As comebacks go, Timothy ‘Disco’ Disken’s rise from a medically induced coma in a Canadian hospital bed to double success at the Gold Coast 2018 Commonwealth Games six months later takes some beating.
And now the music-loving 22-year-old, who says he “feels free” in the water, is making big plans as he plots a 1,000km move to be with his partner, a future working with young people with physical and intellectual disabilities … and, of course, more success in the pool.
Disken’s traumatic eight-hour progression from “a slight headache” to emergency brain surgery during the 2017 Para Swimming Canadian Open in Toronto has been well documented. A tube installed to drain fluid from his brain had broken and the subsequent build-up of cerebrospinal fluid left him close to death.
By pure chance, the University of Toronto boasts one of the world’s leading neurosurgery divisions, meaning that Disken had ‘chosen’ one of the best places on the planet to cope with his particular set of symptoms and nurse him back to health.
In one sense, the Melbourne-born athlete could consider himself lucky, but it remains something of an understatement to say that the situation was not the ideal preparation for a high-profile home Games.
Disken, though, is not one to bow down to misfortune.
“After the whole incident in Canada there was about six months leading into the Commonwealth Games,” he said. “In the back of my mind I always had the confidence I’d be able to get back up and perform somewhat well at the Games. But I think I surprised myself by how well I did.”
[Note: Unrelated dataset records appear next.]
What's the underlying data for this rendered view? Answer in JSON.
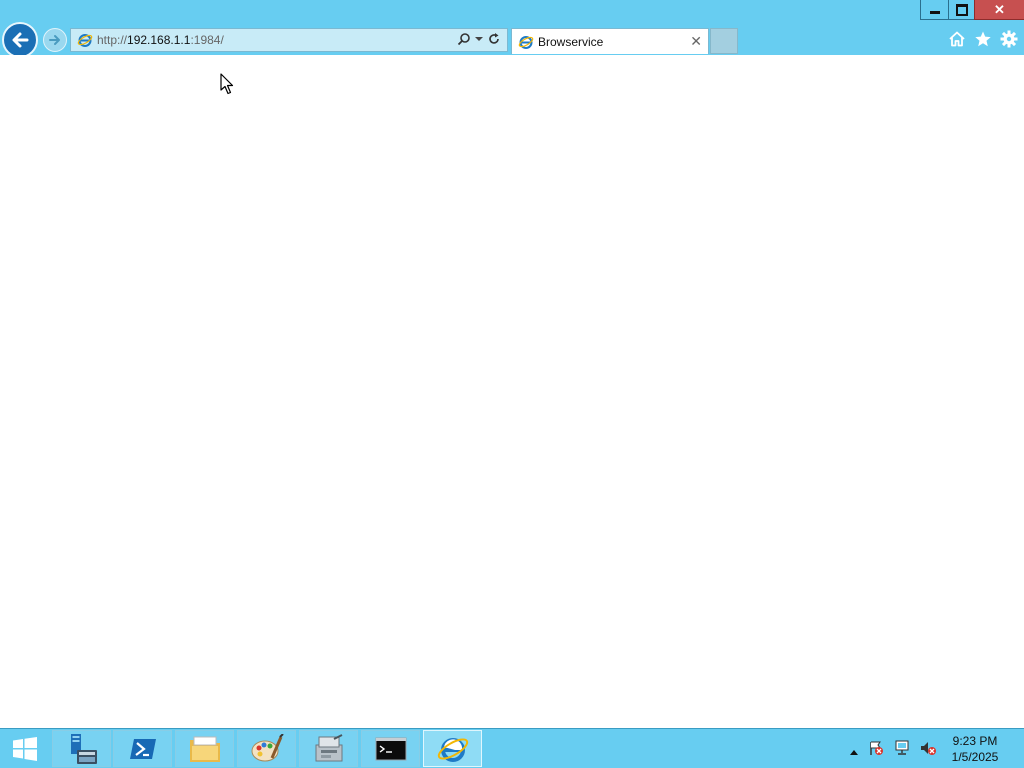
{
  "browser": {
    "address_bar": {
      "url_protocol": "http://",
      "url_host": "192.168.1.1",
      "url_port": ":1984/"
    },
    "tab": {
      "title": "Browservice",
      "close_glyph": "✕"
    },
    "window_controls": {
      "close_glyph": "✕"
    },
    "icons": [
      "back-arrow-icon",
      "forward-arrow-icon",
      "ie-logo-icon",
      "search-icon",
      "dropdown-arrow-icon",
      "refresh-icon",
      "home-icon",
      "favorites-star-icon",
      "settings-gear-icon"
    ]
  },
  "taskbar": {
    "items": [
      "windows-start",
      "server-manager",
      "powershell",
      "file-explorer",
      "paint",
      "tools",
      "command-prompt",
      "internet-explorer"
    ],
    "tray_icons": [
      "show-hidden-icons",
      "action-center-flag",
      "network",
      "volume-muted"
    ],
    "clock": {
      "time": "9:23 PM",
      "date": "1/5/2025"
    }
  },
  "colors": {
    "chrome_bg": "#67cdf1",
    "close_button": "#c75050",
    "back_button": "#1b6fb5"
  }
}
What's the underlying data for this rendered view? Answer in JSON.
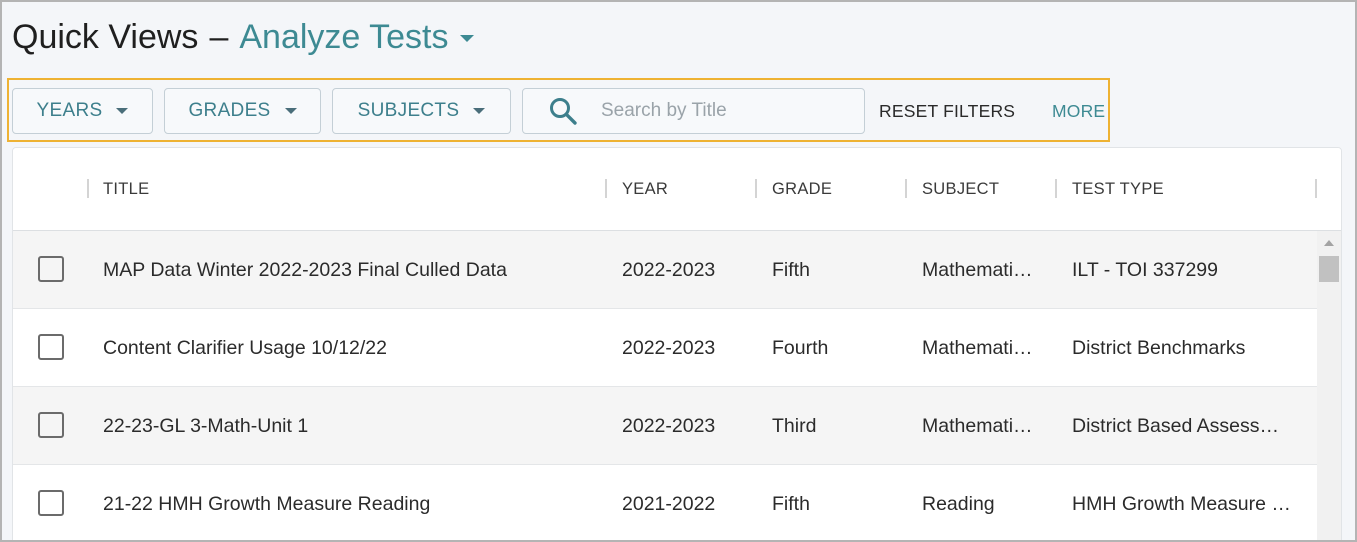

Already a Paralympic gold medallist - he won the Men’s 100m Freestyle S9 in at the Rio 2016 Games, as well as picking up a silver in the 50m Freestyle and bronze in the 200m Individual Medley SM9 - Disken earned two rapturously received gold medals at the Commonwealth Games on Australia’s Gold Coast.
His success in the Men's 100m Freestyle and the Men's 100m Breaststroke SB8 as Australia dominated in the pool won him a whole new set of admirers, with one in particular inspiring a change to his long-term plans.
“It was good getting back in my home environment,” he said. “I love the water, I feel free in the water. To be able to do my first Commonwealth Games on home soil, in front of family and friends, was really special.
“I really enjoyed that period, and the icing on the cake was that I met my partner, Sinead, at the Commonwealth Games too.
“I’m moving up to the Gold Coast for about six or seven months so we can spend more time together.
"The last 18 months has been a bit of a rocky road. But there’s only 550-odd days left until Tokyo and that’s now the target.
“I want to get my physical and mental state as good as it can be before Tokyo, so I can really do my best out there.”
Known to friends and competitors simply as ‘Disco’, Disken is easily identified by the headphones that are clamped to his ears everywhere he goes - even on the pool desk pre-race.
A big fan of electronic dance music in general, the swimmer draws particular inspiration from the beats of legendary Swedish producer Avicii, who died at the age of 28 in April 2018.
“I think it’s really important in high-level sport to find the thing that works for you,” Disken said. “It’s not going to be the same for everyone.
"That’s what I use to get ready for a race. I have a playlist of about 160 Avicii songs that I sift through, depending what mood I am in.
“When I heard that he’d passed that was a tough period. Watching the documentary on Netflix, Avicii: True Stories, really gives you an insight into the stress and anxiety that producers go through, but also what he was like as a person. He was very introverted and didn’t like being the centre of attention.”
Comparisons can be drawn between the life of a musician and an elite athlete, and Disken concedes: “I guess there are some parallels with athletes in terms of the touring schedule, it’s tough in a sense.
“But it’s always an honour to represent my country. I love representing Australia at the highest level.”
Taking pleasure in music started young for Disken, who had piano listens as a child to help ease fingers affected by his cerebral palsy.
“When I was about five I started piano as therapy for my cerebral palsy, because my hands are affected,” he said. “Luckily I had a really patient piano teacher, and I ended up playing until I moved to Canberra in 2015.”
Disken hopes to have many years of elite swimming ahead of him, but the 22-year-old is already busy considering what the future holds. One thing is for sure, he will never be far from a pool.
"One thing I’d really like to do is work as a teacher aid with kids with intellectual and physical disabilities,” he said.
“Through years 10, 11 and 12 I was in a school for kids with with physical disabilities because of bullying through high school. They got me to do some work with primary school kids as a teacher aid and I really enjoyed that.
“Giving back to the community that’s given so much to me is really important to me.
“But I love swimming too much to go away from it completely. Even when I’m retired I’ll still be in the water.
“With the CP I’ll always have to keep swimming, it really helps with muscle spasticity. So whether I’m 20 or 55 I’ll still be swimming the same amount of time.”